When I was pursuing my pastoral ministry degree in Colorado Springs, I interviewed for a job as an Architectural Designer. The boss mentioned how he was so busy and hardly had time to get things done and needed someone to come in and take some of the load off of him. I told him that I would make it my job to make his job easier.
It wasn’t easy. He had worked so long doing most things by himself that he had a hard time letting go. The problem was not with easy tasks – he delegated those easily. But he found it hard to trust people to do the more important things. I was not the first person he hired with the hope of rescue. It made for a very tense atmosphere in the office. Eventually, together, we were able to wrest things from him, and proved we were capable. The difference it made emotionally was incredible, and morale shot through the roof!
10 So Joshua fought the Amalekites as Moses had ordered, and Moses, Aaron and Hur went to the top of the hill. 11 As long as Moses held up his hands, the Israelites were winning, but whenever he lowered his hands, the Amalekites were winning. 12 When Moses’ hands grew tired, they took a stone and put it under him and he sat on it. Aaron and Hur held his hands up—one on one side, one on the other—so that his hands remained steady till sunset. 13 So Joshua overcame the Amalekite army with the sword. (Exodus 17:10-13)

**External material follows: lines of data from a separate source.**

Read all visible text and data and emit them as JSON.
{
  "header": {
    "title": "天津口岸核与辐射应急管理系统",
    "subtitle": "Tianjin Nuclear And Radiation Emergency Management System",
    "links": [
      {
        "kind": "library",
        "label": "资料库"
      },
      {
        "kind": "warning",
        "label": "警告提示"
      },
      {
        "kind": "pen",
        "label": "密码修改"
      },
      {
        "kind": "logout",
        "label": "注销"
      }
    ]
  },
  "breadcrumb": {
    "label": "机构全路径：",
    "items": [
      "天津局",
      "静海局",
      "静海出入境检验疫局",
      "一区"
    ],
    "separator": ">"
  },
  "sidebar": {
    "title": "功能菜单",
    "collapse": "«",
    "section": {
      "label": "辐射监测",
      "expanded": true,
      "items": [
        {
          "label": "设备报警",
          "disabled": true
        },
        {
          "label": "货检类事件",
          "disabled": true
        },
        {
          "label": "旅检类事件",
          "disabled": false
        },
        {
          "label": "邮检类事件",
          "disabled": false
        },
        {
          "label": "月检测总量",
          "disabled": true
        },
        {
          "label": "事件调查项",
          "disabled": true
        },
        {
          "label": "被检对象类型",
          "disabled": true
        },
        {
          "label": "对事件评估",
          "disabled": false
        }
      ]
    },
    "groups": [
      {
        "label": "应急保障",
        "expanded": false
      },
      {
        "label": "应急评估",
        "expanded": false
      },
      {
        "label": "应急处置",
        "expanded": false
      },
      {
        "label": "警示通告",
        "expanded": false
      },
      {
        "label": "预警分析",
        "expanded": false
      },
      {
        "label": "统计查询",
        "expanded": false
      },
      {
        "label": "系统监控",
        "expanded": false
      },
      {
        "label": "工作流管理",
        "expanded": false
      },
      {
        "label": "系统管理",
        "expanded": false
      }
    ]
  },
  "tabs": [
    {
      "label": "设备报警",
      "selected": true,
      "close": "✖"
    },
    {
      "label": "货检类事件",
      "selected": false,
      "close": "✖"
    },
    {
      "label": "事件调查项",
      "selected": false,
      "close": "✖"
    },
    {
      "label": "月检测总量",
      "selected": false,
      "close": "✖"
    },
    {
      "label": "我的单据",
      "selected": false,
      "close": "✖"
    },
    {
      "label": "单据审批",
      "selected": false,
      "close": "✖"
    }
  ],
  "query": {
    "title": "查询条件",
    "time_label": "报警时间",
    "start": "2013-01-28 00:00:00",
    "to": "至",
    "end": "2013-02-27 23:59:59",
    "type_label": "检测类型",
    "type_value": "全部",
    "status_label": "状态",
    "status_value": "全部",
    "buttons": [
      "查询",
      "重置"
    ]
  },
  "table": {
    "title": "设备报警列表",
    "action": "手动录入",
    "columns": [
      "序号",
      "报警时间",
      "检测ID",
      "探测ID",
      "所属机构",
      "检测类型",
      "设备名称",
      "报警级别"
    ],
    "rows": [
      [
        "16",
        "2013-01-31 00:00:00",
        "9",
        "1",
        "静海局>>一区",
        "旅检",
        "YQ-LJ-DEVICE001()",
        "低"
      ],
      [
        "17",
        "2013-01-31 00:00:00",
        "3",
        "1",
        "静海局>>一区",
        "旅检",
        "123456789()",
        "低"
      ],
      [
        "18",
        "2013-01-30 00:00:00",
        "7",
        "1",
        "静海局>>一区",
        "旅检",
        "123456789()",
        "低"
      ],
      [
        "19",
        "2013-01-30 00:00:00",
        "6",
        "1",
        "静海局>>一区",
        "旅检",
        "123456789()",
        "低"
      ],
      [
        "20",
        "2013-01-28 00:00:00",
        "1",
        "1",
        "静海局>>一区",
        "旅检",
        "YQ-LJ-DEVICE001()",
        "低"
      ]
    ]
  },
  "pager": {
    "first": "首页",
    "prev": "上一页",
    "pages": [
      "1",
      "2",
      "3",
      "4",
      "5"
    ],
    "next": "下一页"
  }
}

Here we see two people becoming co-laborers with Moses – sharing his load. It is a wonderful picture of the role of fellow Christ-followers, to come alongside one another. It is also a testimony for how we ought to support those in leadership. How might you be able to support your pastor’s ministry? Your youth pastor? Your children’s pastor? Your worship Pastor? Your small group leader? How can you be Aaron and Hur in your church?
This is also a message for leaders. Right after this we are told of Jethro coming to Moses to tell him he needed to share leadership. I’ve often wondered if Jethro was inspired to offer this advice because of this battle. Can we leaders submit ourselves to the ready and able help of our brothers and sisters in Christ? Do we really have to do it all? Are we really the only ones who can do it right? Is perfection really that important?